Return the records below in full. Keep every word exact and skip the images.

***** GIVEN ENTRIES *****

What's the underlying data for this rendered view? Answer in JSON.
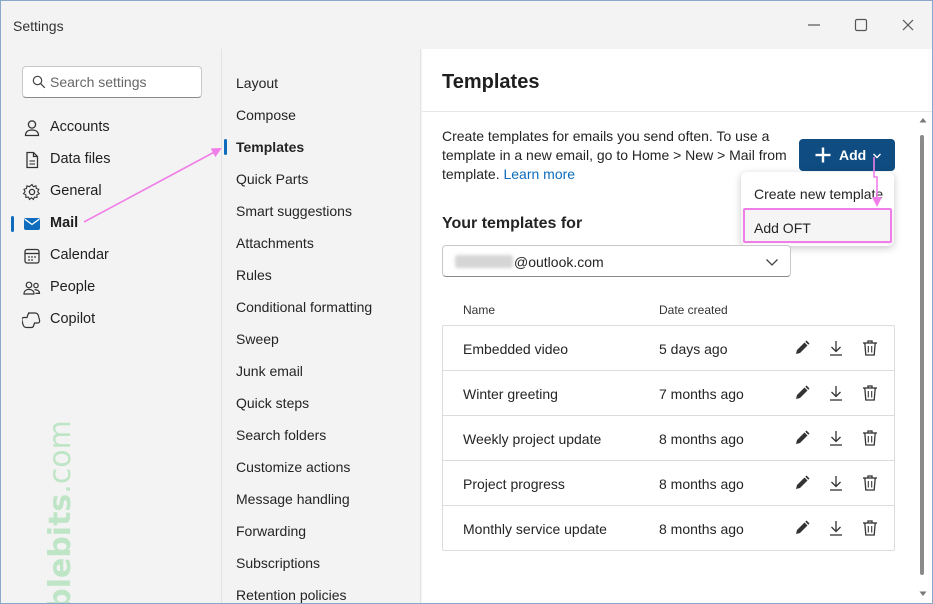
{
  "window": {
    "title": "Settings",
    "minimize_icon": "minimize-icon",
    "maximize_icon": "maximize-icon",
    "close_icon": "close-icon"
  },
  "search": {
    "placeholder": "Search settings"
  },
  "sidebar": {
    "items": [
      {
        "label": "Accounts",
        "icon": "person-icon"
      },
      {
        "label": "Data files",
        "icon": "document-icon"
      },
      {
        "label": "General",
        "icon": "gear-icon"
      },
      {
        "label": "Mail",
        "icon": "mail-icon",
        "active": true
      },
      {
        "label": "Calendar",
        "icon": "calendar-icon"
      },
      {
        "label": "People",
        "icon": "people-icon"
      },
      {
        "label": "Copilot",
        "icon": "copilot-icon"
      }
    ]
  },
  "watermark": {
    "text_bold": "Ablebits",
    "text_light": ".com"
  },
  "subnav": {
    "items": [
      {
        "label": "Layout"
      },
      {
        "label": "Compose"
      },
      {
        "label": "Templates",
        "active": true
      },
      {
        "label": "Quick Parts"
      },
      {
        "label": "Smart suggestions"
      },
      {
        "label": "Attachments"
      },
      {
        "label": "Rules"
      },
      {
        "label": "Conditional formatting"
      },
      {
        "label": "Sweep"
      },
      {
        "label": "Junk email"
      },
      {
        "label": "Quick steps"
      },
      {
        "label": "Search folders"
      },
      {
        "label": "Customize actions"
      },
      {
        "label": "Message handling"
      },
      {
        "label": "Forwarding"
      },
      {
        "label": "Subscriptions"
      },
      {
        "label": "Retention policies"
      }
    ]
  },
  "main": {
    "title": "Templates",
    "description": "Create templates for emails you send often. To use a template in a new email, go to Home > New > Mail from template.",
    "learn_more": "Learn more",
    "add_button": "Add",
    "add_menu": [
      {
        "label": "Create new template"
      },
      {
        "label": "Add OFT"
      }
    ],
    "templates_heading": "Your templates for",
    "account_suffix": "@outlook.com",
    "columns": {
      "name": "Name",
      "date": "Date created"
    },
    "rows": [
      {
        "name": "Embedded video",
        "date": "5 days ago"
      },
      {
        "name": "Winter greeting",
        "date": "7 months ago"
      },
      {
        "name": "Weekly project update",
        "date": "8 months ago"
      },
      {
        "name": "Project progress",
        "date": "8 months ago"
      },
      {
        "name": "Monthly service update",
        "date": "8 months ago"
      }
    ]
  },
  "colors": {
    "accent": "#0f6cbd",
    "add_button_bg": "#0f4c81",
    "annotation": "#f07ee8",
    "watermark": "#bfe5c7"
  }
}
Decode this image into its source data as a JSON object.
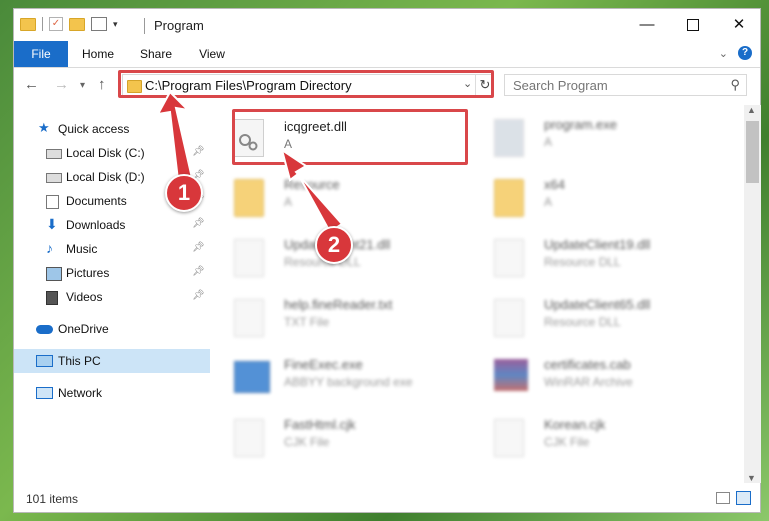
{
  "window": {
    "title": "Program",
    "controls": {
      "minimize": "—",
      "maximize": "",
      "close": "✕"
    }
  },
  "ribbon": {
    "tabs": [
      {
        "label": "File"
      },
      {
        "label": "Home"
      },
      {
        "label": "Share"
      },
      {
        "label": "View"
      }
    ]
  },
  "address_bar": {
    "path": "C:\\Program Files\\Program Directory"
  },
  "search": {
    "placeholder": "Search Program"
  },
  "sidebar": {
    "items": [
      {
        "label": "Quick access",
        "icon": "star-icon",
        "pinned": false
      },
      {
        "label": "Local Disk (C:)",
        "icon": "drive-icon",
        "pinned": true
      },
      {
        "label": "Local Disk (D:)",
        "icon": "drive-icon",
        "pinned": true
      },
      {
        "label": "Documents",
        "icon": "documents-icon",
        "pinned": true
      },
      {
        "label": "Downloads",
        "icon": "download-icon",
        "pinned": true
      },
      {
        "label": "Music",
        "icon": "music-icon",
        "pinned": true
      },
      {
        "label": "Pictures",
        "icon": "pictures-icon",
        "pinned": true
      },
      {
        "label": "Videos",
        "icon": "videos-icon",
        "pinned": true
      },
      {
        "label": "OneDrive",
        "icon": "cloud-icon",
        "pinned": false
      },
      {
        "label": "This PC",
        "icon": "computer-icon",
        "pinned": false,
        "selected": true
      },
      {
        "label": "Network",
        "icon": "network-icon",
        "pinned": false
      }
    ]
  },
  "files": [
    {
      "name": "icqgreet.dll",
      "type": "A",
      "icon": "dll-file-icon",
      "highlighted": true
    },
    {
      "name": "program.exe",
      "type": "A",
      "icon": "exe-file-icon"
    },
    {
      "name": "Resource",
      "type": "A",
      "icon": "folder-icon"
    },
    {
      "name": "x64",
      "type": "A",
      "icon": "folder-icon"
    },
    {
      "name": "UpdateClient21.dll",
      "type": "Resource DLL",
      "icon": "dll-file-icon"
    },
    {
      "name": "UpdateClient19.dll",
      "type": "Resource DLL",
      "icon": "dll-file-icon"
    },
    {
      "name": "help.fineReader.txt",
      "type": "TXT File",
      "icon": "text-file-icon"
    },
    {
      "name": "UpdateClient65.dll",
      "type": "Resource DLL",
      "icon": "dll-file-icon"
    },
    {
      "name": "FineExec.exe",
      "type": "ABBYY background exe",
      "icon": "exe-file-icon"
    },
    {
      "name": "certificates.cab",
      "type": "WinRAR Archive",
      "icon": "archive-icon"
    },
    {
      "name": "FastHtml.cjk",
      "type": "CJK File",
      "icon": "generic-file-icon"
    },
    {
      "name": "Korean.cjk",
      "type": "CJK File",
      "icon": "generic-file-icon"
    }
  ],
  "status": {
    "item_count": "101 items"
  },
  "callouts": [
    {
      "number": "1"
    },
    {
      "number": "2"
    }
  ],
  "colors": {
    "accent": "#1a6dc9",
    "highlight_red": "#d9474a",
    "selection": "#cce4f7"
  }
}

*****

§ SOLUTION TO THE PROBLEM:
What's the underlying data for this rendered view? Answer in JSON.
{
  "window": {
    "title": "Settings",
    "minimize_icon": "minimize-icon",
    "maximize_icon": "maximize-icon",
    "close_icon": "close-icon"
  },
  "search": {
    "placeholder": "Search settings"
  },
  "sidebar": {
    "items": [
      {
        "label": "Accounts",
        "icon": "person-icon"
      },
      {
        "label": "Data files",
        "icon": "document-icon"
      },
      {
        "label": "General",
        "icon": "gear-icon"
      },
      {
        "label": "Mail",
        "icon": "mail-icon",
        "active": true
      },
      {
        "label": "Calendar",
        "icon": "calendar-icon"
      },
      {
        "label": "People",
        "icon": "people-icon"
      },
      {
        "label": "Copilot",
        "icon": "copilot-icon"
      }
    ]
  },
  "watermark": {
    "text_bold": "Ablebits",
    "text_light": ".com"
  },
  "subnav": {
    "items": [
      {
        "label": "Layout"
      },
      {
        "label": "Compose"
      },
      {
        "label": "Templates",
        "active": true
      },
      {
        "label": "Quick Parts"
      },
      {
        "label": "Smart suggestions"
      },
      {
        "label": "Attachments"
      },
      {
        "label": "Rules"
      },
      {
        "label": "Conditional formatting"
      },
      {
        "label": "Sweep"
      },
      {
        "label": "Junk email"
      },
      {
        "label": "Quick steps"
      },
      {
        "label": "Search folders"
      },
      {
        "label": "Customize actions"
      },
      {
        "label": "Message handling"
      },
      {
        "label": "Forwarding"
      },
      {
        "label": "Subscriptions"
      },
      {
        "label": "Retention policies"
      }
    ]
  },
  "main": {
    "title": "Templates",
    "description": "Create templates for emails you send often. To use a template in a new email, go to Home > New > Mail from template.",
    "learn_more": "Learn more",
    "add_button": "Add",
    "add_menu": [
      {
        "label": "Create new template"
      },
      {
        "label": "Add OFT"
      }
    ],
    "templates_heading": "Your templates for",
    "account_suffix": "@outlook.com",
    "columns": {
      "name": "Name",
      "date": "Date created"
    },
    "rows": [
      {
        "name": "Embedded video",
        "date": "5 days ago"
      },
      {
        "name": "Winter greeting",
        "date": "7 months ago"
      },
      {
        "name": "Weekly project update",
        "date": "8 months ago"
      },
      {
        "name": "Project progress",
        "date": "8 months ago"
      },
      {
        "name": "Monthly service update",
        "date": "8 months ago"
      }
    ]
  },
  "colors": {
    "accent": "#0f6cbd",
    "add_button_bg": "#0f4c81",
    "annotation": "#f07ee8",
    "watermark": "#bfe5c7"
  }
}
Decode this image into its source data as a JSON object.
{
  "window": {
    "title": "Program",
    "controls": {
      "minimize": "—",
      "maximize": "",
      "close": "✕"
    }
  },
  "ribbon": {
    "tabs": [
      {
        "label": "File"
      },
      {
        "label": "Home"
      },
      {
        "label": "Share"
      },
      {
        "label": "View"
      }
    ]
  },
  "address_bar": {
    "path": "C:\\Program Files\\Program Directory"
  },
  "search": {
    "placeholder": "Search Program"
  },
  "sidebar": {
    "items": [
      {
        "label": "Quick access",
        "icon": "star-icon",
        "pinned": false
      },
      {
        "label": "Local Disk (C:)",
        "icon": "drive-icon",
        "pinned": true
      },
      {
        "label": "Local Disk (D:)",
        "icon": "drive-icon",
        "pinned": true
      },
      {
        "label": "Documents",
        "icon": "documents-icon",
        "pinned": true
      },
      {
        "label": "Downloads",
        "icon": "download-icon",
        "pinned": true
      },
      {
        "label": "Music",
        "icon": "music-icon",
        "pinned": true
      },
      {
        "label": "Pictures",
        "icon": "pictures-icon",
        "pinned": true
      },
      {
        "label": "Videos",
        "icon": "videos-icon",
        "pinned": true
      },
      {
        "label": "OneDrive",
        "icon": "cloud-icon",
        "pinned": false
      },
      {
        "label": "This PC",
        "icon": "computer-icon",
        "pinned": false,
        "selected": true
      },
      {
        "label": "Network",
        "icon": "network-icon",
        "pinned": false
      }
    ]
  },
  "files": [
    {
      "name": "icqgreet.dll",
      "type": "A",
      "icon": "dll-file-icon",
      "highlighted": true
    },
    {
      "name": "program.exe",
      "type": "A",
      "icon": "exe-file-icon"
    },
    {
      "name": "Resource",
      "type": "A",
      "icon": "folder-icon"
    },
    {
      "name": "x64",
      "type": "A",
      "icon": "folder-icon"
    },
    {
      "name": "UpdateClient21.dll",
      "type": "Resource DLL",
      "icon": "dll-file-icon"
    },
    {
      "name": "UpdateClient19.dll",
      "type": "Resource DLL",
      "icon": "dll-file-icon"
    },
    {
      "name": "help.fineReader.txt",
      "type": "TXT File",
      "icon": "text-file-icon"
    },
    {
      "name": "UpdateClient65.dll",
      "type": "Resource DLL",
      "icon": "dll-file-icon"
    },
    {
      "name": "FineExec.exe",
      "type": "ABBYY background exe",
      "icon": "exe-file-icon"
    },
    {
      "name": "certificates.cab",
      "type": "WinRAR Archive",
      "icon": "archive-icon"
    },
    {
      "name": "FastHtml.cjk",
      "type": "CJK File",
      "icon": "generic-file-icon"
    },
    {
      "name": "Korean.cjk",
      "type": "CJK File",
      "icon": "generic-file-icon"
    }
  ],
  "status": {
    "item_count": "101 items"
  },
  "callouts": [
    {
      "number": "1"
    },
    {
      "number": "2"
    }
  ],
  "colors": {
    "accent": "#1a6dc9",
    "highlight_red": "#d9474a",
    "selection": "#cce4f7"
  }
}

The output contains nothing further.